Why the First 90 Days are the Most Critical Time for Client Relations – Part 1

When a new customer invests in a product or service, they are putting their trust in you as a company to fulfill a need. From a consumer’s choice to bank with a certain institution to a company’s choice to purchase software from a SaaS company, most new company-client relationships begin with a level of anticipation and excitement. The problem for many companies is that they fail to capitalize on that excitement by turning anticipation into success early in the process.

Understanding why the first 90 days of your onboarding process are so critical and finding ways to shorten the time-to-value for your clients, is a key step in turning new clients into loyal customers for the long term. Fail to do so, and chances are your clients will be looking for other alternatives sooner than later.

What is Time-to-Value?

Every company has a limited amount of time from the point that a customer or client decides to do business with you (whether that’s purchasing a product or service) in which they expect to see a return on that investment. This is your customer’s “time-to-value” or TTV. The timeline can vary based on what types of products and services you sell, but for most companies, it should be as short as possible.

Measuring TTV is an important metric in the onboarding process. Having an idea of how long that takes your average customer can help you put onboarding processes and procedures in place to shorten it as much as possible.

The 90-Day Threshold

When a new customer comes on board, the most important thing is having a simple, smooth process to help them maximize the products or services you offer. It’s not the customer’s job to try and figure out how your product can benefit them, it’s your job to show them how it meets their needs.

In general, if you do not accomplish this in the first 90 days from the time your customer joins your company, there is a high chance they will be gone soon. If you signed a contract, they may wait out the length of the contract before they bolt (although if their experience is bad enough they may think it’s worthwhile to pay the price for terminating the contract early). In the absence of a contract, most will be gone by the 90-day mark if they haven’t seen the value that you promised.

Part of the reason for this is loyalty—in those first 90 days, a customer is excited about the prospect of working with you, but they have not yet developed any loyalty to your brand. In
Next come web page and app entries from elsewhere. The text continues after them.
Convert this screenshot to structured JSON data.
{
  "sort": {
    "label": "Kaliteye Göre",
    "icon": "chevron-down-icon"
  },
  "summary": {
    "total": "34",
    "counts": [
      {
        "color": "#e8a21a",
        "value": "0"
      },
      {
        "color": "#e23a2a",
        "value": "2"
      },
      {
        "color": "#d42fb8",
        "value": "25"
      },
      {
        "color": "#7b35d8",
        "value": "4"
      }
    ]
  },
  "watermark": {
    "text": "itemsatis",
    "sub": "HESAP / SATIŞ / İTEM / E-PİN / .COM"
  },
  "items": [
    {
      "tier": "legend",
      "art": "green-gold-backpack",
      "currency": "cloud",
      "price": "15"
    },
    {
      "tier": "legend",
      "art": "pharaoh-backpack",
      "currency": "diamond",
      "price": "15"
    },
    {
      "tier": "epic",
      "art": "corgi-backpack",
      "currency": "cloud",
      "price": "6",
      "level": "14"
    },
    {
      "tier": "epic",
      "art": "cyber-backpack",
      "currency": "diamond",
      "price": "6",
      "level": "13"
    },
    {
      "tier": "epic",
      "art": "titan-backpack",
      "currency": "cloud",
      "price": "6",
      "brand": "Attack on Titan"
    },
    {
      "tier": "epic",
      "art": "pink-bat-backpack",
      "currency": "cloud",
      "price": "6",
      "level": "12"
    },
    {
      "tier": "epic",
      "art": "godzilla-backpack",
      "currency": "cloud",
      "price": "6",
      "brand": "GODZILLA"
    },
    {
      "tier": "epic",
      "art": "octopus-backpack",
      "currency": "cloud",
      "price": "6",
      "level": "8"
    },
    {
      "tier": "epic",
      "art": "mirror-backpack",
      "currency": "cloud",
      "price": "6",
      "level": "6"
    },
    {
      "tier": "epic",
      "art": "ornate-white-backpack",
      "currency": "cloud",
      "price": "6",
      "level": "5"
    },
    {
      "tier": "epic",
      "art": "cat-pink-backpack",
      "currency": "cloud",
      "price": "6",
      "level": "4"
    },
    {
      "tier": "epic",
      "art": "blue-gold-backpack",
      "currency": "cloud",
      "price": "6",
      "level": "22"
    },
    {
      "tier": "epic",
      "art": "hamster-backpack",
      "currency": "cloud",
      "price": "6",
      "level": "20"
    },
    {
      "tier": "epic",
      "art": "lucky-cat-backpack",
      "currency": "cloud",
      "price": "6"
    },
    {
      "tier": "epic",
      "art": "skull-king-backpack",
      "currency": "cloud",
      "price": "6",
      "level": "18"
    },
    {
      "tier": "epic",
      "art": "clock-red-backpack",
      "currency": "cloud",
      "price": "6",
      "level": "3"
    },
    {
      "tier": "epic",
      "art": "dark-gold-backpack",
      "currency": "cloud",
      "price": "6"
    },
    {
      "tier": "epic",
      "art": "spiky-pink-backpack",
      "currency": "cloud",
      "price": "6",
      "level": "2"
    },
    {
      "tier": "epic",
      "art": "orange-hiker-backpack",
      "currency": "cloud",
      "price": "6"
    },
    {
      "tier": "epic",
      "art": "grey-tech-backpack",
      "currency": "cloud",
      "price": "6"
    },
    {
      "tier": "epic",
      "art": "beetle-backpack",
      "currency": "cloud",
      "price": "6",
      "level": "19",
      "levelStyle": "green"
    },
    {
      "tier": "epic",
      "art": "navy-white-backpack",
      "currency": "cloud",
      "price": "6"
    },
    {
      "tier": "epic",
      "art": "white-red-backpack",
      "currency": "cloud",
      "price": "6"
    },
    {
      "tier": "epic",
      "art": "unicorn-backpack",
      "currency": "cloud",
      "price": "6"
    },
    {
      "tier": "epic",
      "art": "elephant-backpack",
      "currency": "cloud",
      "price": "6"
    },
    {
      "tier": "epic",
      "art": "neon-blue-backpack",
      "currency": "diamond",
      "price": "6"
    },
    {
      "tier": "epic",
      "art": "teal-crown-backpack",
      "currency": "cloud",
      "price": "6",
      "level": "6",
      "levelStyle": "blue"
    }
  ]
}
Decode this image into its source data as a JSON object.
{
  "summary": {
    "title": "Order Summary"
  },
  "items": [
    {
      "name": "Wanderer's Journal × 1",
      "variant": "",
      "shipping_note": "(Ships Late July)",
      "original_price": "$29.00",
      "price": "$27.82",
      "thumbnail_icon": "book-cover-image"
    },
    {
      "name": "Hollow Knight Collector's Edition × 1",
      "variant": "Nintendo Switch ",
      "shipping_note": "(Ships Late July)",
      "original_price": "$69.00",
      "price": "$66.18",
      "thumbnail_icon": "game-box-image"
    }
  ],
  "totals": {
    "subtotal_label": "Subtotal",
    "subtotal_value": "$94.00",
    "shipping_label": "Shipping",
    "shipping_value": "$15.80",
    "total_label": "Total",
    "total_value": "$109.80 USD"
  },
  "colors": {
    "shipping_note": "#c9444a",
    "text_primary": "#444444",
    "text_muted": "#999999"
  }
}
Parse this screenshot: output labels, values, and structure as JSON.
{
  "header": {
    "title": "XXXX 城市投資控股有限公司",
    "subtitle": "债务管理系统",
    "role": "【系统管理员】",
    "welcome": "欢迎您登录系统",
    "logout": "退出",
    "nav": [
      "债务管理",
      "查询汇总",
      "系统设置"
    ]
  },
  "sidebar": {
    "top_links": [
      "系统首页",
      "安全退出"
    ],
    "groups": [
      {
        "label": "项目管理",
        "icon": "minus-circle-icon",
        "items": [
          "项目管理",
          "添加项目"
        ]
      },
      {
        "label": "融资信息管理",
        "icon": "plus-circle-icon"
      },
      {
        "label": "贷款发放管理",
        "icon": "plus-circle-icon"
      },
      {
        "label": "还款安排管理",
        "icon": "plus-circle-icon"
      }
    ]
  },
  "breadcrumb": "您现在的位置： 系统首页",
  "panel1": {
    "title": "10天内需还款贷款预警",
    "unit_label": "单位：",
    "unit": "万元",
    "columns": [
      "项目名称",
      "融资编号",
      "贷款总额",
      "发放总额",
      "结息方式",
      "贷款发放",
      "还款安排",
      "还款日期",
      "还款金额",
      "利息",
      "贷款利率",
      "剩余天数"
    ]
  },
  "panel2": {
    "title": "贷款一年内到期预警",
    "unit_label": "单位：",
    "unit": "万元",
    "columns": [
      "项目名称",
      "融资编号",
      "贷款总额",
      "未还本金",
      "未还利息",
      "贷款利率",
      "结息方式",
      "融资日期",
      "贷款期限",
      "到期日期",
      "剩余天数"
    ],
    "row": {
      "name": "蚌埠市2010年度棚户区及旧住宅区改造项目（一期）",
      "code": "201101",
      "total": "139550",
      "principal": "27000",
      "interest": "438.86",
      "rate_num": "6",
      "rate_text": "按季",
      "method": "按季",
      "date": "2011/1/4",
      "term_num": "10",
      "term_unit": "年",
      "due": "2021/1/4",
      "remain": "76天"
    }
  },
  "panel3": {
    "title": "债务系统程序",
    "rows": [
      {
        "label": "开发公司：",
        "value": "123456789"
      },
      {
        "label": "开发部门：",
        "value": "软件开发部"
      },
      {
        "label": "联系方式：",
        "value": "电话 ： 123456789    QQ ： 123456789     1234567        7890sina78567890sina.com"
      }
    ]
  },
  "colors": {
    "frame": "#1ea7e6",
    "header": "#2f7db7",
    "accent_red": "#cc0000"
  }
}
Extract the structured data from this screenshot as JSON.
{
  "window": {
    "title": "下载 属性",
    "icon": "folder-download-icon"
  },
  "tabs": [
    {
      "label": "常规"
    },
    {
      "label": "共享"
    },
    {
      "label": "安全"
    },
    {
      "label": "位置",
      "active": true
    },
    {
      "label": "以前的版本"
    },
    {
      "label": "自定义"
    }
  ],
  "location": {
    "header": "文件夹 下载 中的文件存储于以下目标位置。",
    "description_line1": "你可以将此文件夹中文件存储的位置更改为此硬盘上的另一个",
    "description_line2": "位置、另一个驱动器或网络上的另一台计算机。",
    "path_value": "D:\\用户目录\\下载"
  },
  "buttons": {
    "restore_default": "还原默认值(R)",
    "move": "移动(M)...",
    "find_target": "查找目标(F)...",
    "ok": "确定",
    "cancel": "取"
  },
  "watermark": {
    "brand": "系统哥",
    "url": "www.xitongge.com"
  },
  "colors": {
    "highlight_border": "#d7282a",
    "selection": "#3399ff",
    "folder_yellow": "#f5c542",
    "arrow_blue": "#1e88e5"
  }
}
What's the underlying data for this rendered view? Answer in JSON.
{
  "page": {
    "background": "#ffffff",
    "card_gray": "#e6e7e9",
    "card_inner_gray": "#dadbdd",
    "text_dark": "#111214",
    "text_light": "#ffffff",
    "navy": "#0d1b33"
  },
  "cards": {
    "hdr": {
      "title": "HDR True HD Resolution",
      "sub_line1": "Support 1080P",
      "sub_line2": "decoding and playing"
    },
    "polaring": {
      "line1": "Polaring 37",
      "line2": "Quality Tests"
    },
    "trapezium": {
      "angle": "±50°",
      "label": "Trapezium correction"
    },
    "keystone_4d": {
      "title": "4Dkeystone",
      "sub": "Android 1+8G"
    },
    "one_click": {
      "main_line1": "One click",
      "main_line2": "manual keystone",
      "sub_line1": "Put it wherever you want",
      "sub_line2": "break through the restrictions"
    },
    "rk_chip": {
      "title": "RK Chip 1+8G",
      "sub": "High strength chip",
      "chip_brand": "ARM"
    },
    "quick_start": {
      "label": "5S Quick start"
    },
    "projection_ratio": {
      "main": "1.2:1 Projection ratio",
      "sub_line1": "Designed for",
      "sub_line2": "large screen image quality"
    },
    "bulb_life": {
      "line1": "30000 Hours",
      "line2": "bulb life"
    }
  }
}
Part 2 of this blog, we’ll examine how to shorten TTV by making it easy for your customers to succeed.

If you’re ready to make the most of your first 90 days with better onboarding, schedule a demo to see how GuideCX is changing the way businesses develop loyalty and reduce TTV.